--- The input ---

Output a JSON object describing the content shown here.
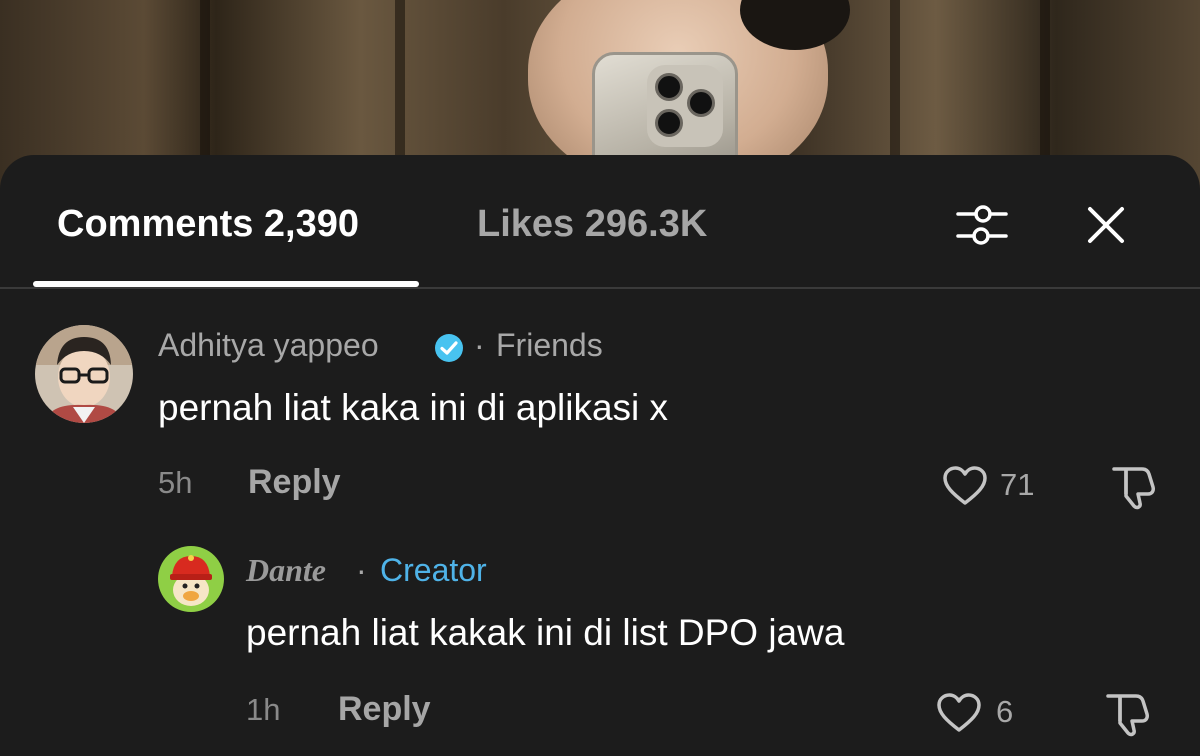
{
  "tabs": {
    "comments_label": "Comments 2,390",
    "likes_label": "Likes 296.3K"
  },
  "header_icons": {
    "filter": "filter-sliders-icon",
    "close": "close-icon"
  },
  "comments": [
    {
      "username": "Adhitya yappeo",
      "verified": true,
      "badge_color": "#48c3f0",
      "relation_sep": "·",
      "relation": "Friends",
      "text": "pernah liat kaka ini di aplikasi x",
      "time": "5h",
      "reply_label": "Reply",
      "likes": "71"
    },
    {
      "username": "Dante",
      "relation_sep": "·",
      "relation": "Creator",
      "relation_color": "#4fb3e8",
      "text": "pernah liat kakak ini di list DPO jawa",
      "time": "1h",
      "reply_label": "Reply",
      "likes": "6"
    }
  ],
  "colors": {
    "background": "#1c1c1c",
    "primary_text": "#ffffff",
    "secondary_text": "#a8a8a8",
    "creator_blue": "#4fb3e8"
  }
}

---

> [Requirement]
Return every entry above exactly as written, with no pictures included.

> [Written solution]
Output a JSON object describing the content shown here.
{
  "tabs": {
    "comments_label": "Comments 2,390",
    "likes_label": "Likes 296.3K"
  },
  "header_icons": {
    "filter": "filter-sliders-icon",
    "close": "close-icon"
  },
  "comments": [
    {
      "username": "Adhitya yappeo",
      "verified": true,
      "badge_color": "#48c3f0",
      "relation_sep": "·",
      "relation": "Friends",
      "text": "pernah liat kaka ini di aplikasi x",
      "time": "5h",
      "reply_label": "Reply",
      "likes": "71"
    },
    {
      "username": "Dante",
      "relation_sep": "·",
      "relation": "Creator",
      "relation_color": "#4fb3e8",
      "text": "pernah liat kakak ini di list DPO jawa",
      "time": "1h",
      "reply_label": "Reply",
      "likes": "6"
    }
  ],
  "colors": {
    "background": "#1c1c1c",
    "primary_text": "#ffffff",
    "secondary_text": "#a8a8a8",
    "creator_blue": "#4fb3e8"
  }
}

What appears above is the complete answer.